Various Eclipse Modeling technologies are trying to empower domain experts in the creation of specific tools. Using EcoreTools and Sirius a domain expert can define languages, graphical modelers and editors without writing a single line of Java code or launching a new Eclipse runtime. However, when come the time to add behaviors to the language structure (e.g., to implement interpreters, compilers, static analysis, refactoring, or generators), the domain expert has to face all the complexity of Eclipse Plugin development, OSGi, Java and much more.
This is a no-go in some contexts and as such there was a sweet spot for a new technology in Eclipse Modeling that support a seamless mechanism to weave behaviors across (Ecore-based) language structure.
This talk will present an integrated approach for weaving behavior of domain specific languages right from the EcoreTools modeler, that can be automatically applied to conforming models while having the following novel characteristics:
- Domain experts are able to weave the behaviors across the language structure, seamlessly supporting the definition of a visitors for any kind of purposes.
- No need for code generation, any change is instantly reflected and can be tested right away, even on Dynamic Instances
- Strong optional validation, fast evaluation
- "on demand" extension through Java services
- behavior definition which is non-intrusive to the Ecore model
- complemented by a first prototype of a dual compiler that seamlessly complement the EMF generation results.
The talk will demo the creation of a DSL and its behavior through the use of these plugins which are extending EcoreTools. The design of the language will also be discussed as it is embeds the Eclipse "aql" query language, leverage union types and type inference and can itself be integrated in other contexts. The audience will leave with a clear understanding of how they could define the behavior of their DSL using this technology, how it compares to approaches like Xcore/Xbase and when it could be part of the Eclipse release.

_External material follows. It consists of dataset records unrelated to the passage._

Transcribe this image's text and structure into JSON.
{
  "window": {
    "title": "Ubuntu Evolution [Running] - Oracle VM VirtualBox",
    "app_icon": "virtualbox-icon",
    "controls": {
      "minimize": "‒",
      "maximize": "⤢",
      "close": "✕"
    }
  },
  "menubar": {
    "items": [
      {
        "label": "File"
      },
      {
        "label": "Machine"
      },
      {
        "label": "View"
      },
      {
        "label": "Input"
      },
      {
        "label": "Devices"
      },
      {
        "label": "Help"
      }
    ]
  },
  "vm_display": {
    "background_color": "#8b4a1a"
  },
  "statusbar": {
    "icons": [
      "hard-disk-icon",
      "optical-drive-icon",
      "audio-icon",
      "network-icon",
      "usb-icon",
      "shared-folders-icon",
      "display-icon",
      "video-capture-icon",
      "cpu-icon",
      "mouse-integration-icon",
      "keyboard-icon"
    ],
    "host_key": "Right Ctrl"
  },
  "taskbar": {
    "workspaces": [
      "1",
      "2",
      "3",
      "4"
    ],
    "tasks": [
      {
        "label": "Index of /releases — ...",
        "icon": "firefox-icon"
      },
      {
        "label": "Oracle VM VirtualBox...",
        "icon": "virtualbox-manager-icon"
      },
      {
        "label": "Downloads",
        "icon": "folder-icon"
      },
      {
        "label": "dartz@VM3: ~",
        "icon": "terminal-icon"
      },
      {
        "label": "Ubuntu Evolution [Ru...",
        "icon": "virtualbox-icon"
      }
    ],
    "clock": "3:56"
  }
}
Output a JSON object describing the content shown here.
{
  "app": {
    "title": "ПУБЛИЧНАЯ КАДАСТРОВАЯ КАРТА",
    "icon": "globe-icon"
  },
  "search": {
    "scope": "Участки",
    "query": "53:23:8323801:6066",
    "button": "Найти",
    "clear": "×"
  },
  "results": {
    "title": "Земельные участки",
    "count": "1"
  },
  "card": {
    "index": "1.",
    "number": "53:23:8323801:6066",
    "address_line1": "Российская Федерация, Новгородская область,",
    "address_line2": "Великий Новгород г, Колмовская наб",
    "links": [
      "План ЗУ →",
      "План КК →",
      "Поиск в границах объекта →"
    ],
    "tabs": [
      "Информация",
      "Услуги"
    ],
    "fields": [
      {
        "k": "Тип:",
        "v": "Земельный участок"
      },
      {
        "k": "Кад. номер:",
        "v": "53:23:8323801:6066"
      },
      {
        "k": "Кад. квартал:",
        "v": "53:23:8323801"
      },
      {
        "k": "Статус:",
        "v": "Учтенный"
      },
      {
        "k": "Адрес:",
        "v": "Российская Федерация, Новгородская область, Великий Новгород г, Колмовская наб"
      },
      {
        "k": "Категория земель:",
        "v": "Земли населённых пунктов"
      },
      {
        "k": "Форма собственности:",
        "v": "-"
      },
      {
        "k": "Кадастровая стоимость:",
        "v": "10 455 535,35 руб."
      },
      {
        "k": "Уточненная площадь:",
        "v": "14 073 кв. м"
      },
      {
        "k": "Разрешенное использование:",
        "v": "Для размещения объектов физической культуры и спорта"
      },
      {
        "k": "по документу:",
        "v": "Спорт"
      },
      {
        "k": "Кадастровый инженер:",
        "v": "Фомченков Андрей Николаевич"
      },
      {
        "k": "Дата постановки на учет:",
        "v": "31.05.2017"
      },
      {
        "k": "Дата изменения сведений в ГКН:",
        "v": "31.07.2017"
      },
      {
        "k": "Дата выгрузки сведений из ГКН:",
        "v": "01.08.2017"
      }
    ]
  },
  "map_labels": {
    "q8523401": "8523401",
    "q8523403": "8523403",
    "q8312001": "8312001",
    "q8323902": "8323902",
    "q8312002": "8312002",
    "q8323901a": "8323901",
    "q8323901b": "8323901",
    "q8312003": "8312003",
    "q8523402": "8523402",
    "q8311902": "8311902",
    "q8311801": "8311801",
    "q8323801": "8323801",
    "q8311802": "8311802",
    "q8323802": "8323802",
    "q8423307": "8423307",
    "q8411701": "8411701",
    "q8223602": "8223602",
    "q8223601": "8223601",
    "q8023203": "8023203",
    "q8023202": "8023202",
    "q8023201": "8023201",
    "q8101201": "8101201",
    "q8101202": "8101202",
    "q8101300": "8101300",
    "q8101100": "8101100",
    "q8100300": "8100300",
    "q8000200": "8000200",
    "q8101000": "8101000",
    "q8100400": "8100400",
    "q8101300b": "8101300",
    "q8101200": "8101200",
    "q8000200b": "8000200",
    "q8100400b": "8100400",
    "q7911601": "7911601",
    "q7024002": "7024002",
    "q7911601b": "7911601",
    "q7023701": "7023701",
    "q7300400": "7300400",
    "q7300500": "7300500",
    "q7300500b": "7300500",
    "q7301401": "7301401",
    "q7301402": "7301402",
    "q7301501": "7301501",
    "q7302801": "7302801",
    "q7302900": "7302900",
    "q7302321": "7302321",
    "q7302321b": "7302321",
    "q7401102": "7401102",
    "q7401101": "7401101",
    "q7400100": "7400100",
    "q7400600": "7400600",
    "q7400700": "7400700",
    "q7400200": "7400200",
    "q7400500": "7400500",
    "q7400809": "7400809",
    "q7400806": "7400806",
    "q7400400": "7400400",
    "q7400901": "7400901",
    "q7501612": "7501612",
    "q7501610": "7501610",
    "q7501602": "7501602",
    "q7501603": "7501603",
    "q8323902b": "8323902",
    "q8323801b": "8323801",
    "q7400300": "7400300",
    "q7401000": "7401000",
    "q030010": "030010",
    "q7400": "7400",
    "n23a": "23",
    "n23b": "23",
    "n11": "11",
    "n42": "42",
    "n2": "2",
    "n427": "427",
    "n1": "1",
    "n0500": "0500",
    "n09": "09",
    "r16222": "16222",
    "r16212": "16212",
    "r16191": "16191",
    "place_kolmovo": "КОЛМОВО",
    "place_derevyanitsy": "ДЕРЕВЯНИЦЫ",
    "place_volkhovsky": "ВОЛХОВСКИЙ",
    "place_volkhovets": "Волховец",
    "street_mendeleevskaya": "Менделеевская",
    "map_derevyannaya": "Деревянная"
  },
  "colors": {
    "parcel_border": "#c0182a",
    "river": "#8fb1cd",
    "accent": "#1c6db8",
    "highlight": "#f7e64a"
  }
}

The technology is currently considered as good enough for experimenting and is being contributed to Eclipse Modeling through the EcoreTool project.